AIM OF THE TASK >> Pick out the lines below that contain the string "time" and copy them all.

───── EXERCISE MATERIALS ─────

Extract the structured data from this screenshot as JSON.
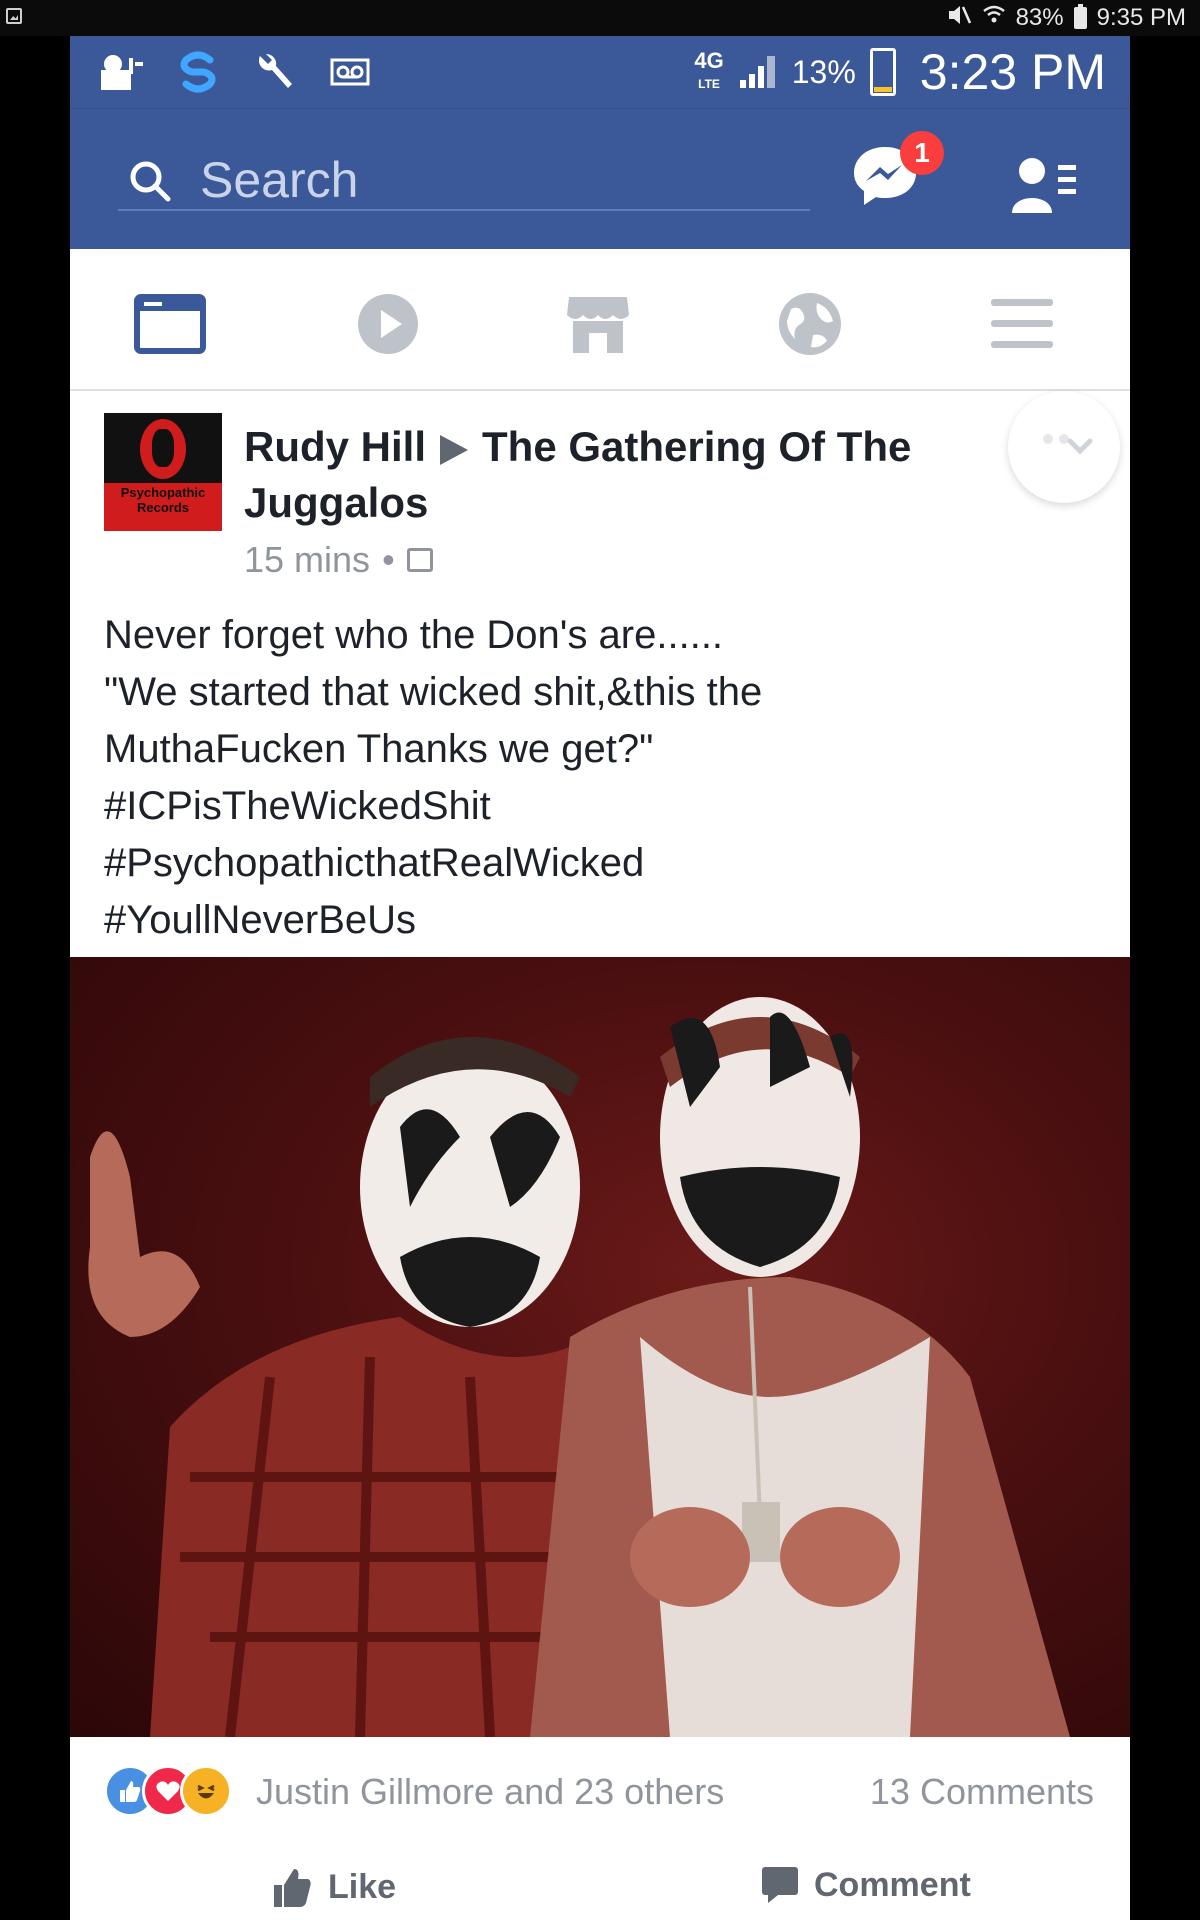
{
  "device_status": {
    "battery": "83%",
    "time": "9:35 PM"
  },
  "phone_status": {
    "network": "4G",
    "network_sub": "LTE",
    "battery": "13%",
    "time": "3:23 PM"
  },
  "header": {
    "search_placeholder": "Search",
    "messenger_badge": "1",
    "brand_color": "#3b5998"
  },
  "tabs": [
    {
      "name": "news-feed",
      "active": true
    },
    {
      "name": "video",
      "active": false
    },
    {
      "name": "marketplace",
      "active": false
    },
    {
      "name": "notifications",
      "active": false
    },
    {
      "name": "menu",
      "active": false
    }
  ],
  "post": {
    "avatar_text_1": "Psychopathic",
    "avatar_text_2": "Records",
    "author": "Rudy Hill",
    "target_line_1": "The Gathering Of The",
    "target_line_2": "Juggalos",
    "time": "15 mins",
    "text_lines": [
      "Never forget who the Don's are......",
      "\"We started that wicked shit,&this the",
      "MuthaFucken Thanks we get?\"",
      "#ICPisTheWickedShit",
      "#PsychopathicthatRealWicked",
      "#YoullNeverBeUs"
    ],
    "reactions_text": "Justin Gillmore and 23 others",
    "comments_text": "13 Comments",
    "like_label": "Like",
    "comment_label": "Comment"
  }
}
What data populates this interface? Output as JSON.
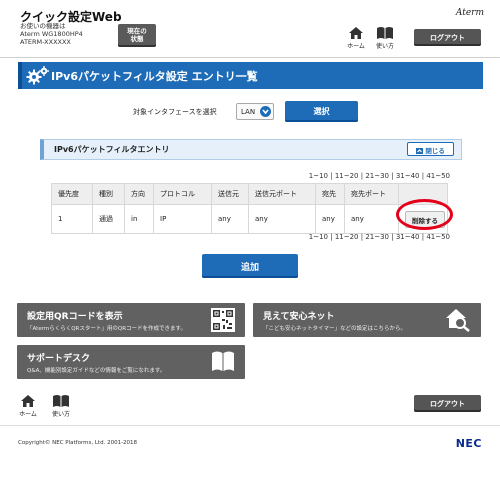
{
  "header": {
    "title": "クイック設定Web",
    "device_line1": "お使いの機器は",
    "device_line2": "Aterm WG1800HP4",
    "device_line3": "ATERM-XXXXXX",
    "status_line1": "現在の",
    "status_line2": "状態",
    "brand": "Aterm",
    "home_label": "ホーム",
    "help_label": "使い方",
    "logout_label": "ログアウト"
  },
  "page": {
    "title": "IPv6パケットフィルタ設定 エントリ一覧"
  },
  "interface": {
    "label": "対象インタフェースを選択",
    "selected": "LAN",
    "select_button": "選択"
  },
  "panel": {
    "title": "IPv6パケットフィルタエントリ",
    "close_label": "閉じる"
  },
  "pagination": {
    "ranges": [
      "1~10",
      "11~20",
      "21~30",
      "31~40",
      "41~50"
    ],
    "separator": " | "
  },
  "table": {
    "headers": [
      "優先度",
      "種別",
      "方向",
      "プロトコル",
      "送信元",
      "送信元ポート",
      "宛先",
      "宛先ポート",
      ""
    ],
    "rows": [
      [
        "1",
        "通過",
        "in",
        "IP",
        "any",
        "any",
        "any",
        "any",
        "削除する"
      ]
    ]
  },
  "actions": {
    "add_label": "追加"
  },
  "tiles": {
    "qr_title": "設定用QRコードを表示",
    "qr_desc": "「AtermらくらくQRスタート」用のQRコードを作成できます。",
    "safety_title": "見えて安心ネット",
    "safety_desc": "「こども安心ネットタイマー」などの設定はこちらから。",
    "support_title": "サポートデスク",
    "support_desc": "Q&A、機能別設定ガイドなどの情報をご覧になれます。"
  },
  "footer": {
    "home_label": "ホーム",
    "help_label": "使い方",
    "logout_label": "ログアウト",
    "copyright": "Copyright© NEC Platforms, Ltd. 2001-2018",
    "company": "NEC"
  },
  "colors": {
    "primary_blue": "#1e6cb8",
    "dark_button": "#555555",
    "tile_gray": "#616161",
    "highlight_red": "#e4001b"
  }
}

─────
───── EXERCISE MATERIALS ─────

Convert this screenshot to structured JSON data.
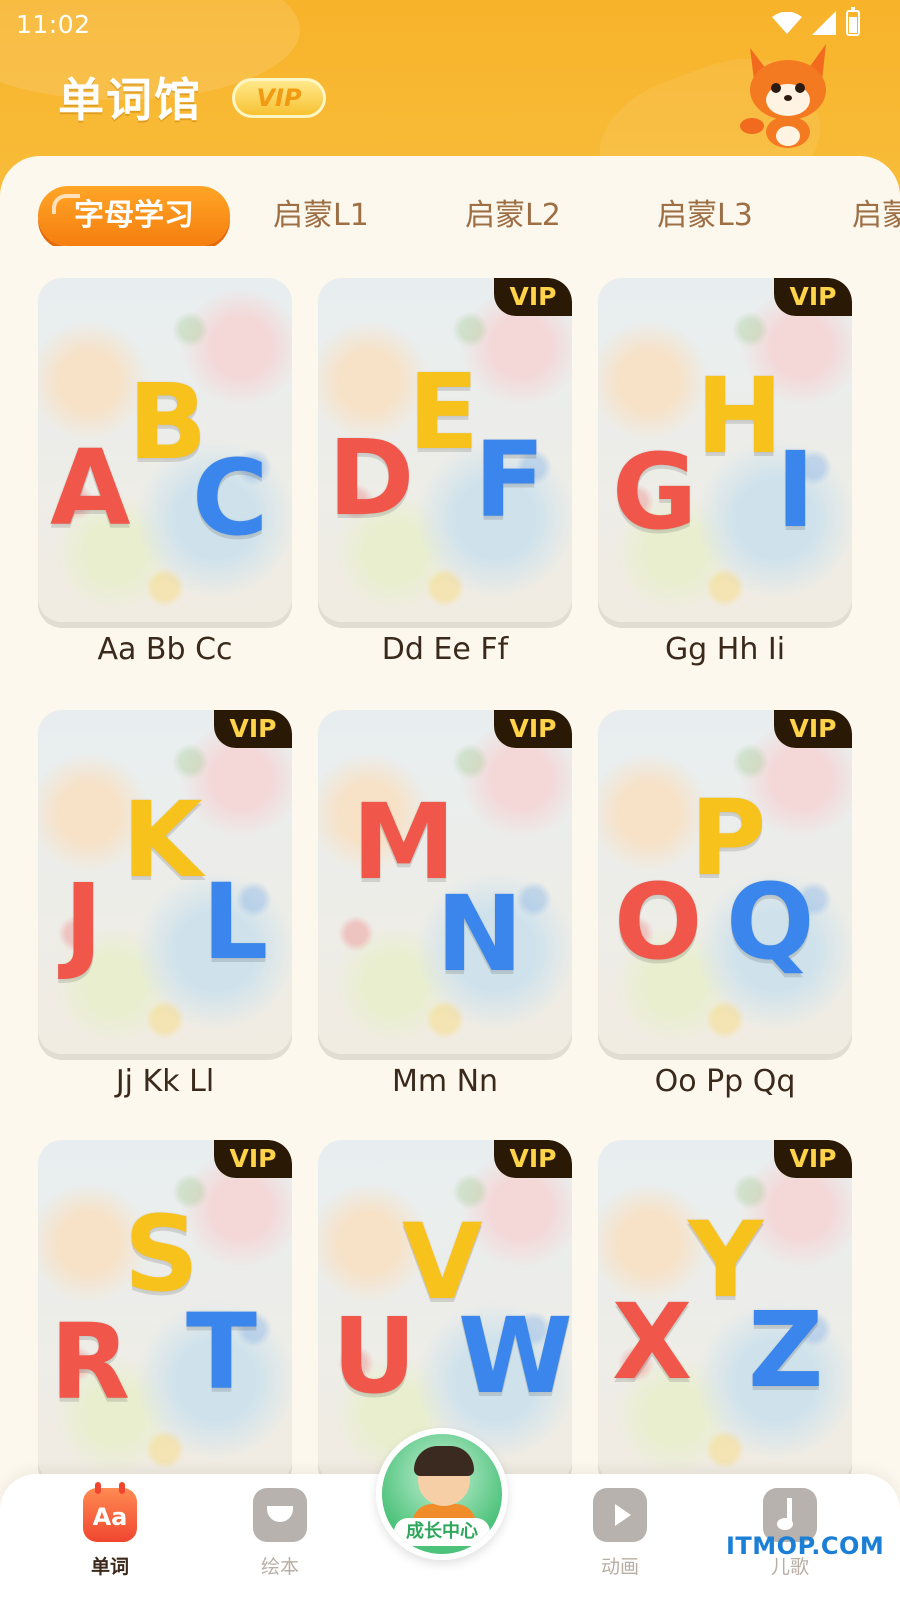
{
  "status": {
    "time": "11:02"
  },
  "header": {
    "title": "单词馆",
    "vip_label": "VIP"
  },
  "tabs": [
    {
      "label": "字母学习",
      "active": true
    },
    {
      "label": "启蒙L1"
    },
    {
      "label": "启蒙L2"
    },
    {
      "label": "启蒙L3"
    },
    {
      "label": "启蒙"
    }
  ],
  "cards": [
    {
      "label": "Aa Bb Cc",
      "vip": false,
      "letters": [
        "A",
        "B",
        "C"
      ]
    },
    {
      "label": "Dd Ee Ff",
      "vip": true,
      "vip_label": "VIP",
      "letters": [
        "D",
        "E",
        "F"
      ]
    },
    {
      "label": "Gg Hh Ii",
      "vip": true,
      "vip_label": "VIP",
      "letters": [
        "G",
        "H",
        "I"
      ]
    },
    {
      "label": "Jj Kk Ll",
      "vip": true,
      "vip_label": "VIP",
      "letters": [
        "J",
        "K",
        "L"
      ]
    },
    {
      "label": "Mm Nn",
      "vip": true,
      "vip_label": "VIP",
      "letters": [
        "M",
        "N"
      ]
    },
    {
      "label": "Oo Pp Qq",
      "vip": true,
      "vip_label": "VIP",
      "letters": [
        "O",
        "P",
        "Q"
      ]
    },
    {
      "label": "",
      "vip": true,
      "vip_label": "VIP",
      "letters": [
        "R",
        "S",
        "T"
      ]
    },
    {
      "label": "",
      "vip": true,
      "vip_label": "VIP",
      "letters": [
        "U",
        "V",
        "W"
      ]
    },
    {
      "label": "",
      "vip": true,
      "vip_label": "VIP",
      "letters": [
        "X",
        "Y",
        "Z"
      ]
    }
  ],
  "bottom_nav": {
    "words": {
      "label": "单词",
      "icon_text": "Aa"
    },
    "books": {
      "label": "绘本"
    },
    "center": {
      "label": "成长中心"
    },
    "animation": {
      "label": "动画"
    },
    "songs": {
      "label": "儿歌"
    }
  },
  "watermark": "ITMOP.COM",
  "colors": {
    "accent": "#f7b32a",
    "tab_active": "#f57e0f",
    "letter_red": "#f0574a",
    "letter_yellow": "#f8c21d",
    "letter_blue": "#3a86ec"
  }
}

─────
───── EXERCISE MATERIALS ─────

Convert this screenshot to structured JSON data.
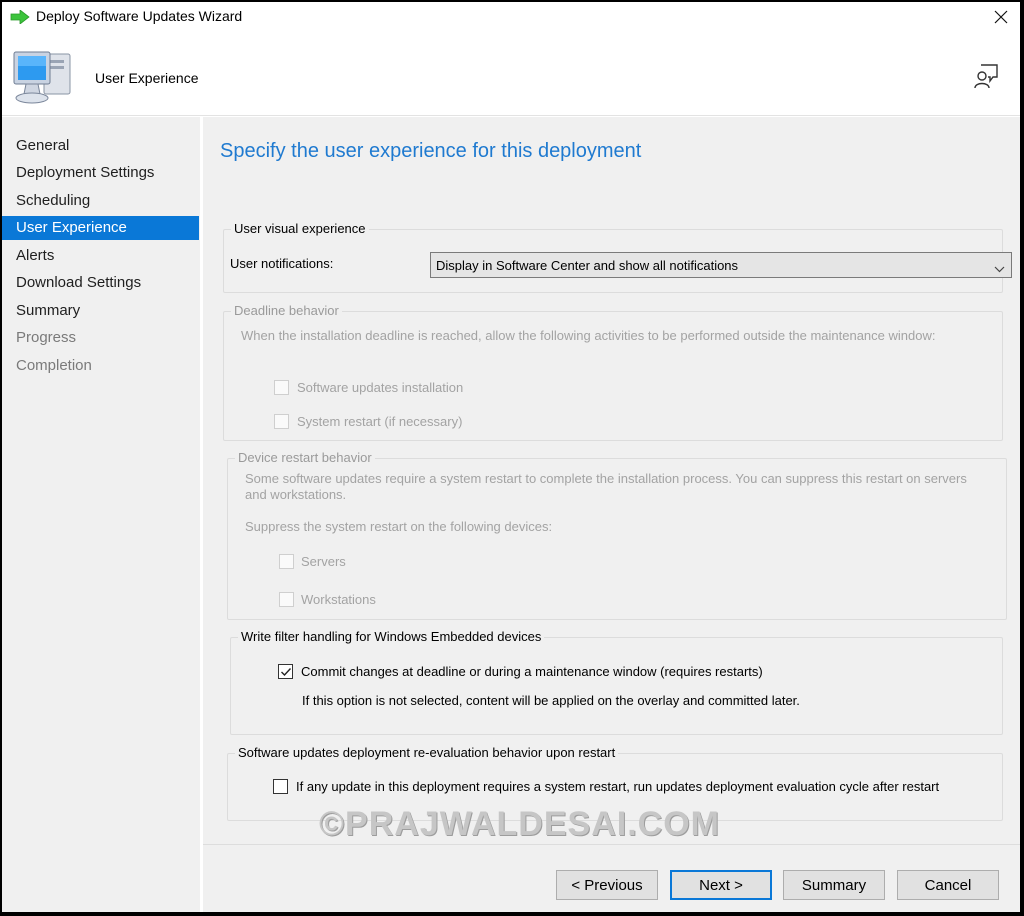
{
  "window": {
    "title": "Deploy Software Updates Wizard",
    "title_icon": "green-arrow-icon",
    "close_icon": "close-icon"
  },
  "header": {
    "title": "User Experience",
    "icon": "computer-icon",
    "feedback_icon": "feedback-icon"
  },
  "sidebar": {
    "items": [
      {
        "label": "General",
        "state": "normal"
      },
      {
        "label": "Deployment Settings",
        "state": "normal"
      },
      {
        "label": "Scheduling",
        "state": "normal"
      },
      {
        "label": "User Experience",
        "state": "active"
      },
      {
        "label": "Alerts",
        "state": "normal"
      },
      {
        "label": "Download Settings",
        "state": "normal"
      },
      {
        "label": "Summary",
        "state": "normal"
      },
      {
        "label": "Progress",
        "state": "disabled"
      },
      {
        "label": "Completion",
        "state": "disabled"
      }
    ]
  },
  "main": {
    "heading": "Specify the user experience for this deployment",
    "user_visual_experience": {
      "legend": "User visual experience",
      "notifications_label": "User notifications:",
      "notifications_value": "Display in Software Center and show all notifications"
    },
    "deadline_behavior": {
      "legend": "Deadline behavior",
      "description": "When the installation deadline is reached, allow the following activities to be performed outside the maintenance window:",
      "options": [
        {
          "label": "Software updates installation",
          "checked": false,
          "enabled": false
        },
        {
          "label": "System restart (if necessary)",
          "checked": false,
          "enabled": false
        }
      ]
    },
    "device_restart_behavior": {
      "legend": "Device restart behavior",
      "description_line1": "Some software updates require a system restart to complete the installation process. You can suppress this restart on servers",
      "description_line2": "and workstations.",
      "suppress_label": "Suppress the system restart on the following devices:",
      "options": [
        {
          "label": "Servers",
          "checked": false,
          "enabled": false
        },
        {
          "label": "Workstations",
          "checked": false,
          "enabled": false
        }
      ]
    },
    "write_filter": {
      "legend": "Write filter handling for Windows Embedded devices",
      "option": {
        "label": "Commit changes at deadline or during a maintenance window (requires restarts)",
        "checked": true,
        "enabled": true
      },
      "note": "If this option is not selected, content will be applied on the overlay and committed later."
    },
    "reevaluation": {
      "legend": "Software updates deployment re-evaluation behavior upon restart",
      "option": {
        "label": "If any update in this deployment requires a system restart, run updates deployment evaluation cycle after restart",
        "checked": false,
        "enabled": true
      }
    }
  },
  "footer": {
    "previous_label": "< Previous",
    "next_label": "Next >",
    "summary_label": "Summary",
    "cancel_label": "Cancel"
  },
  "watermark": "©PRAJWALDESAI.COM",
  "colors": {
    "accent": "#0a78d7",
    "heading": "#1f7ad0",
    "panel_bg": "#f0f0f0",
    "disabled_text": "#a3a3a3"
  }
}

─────

ANSWER BOX >>
    "time": "9:35 PM"
    "time": "3:23 PM"
    "time": "15 mins",
    "time": "11:02"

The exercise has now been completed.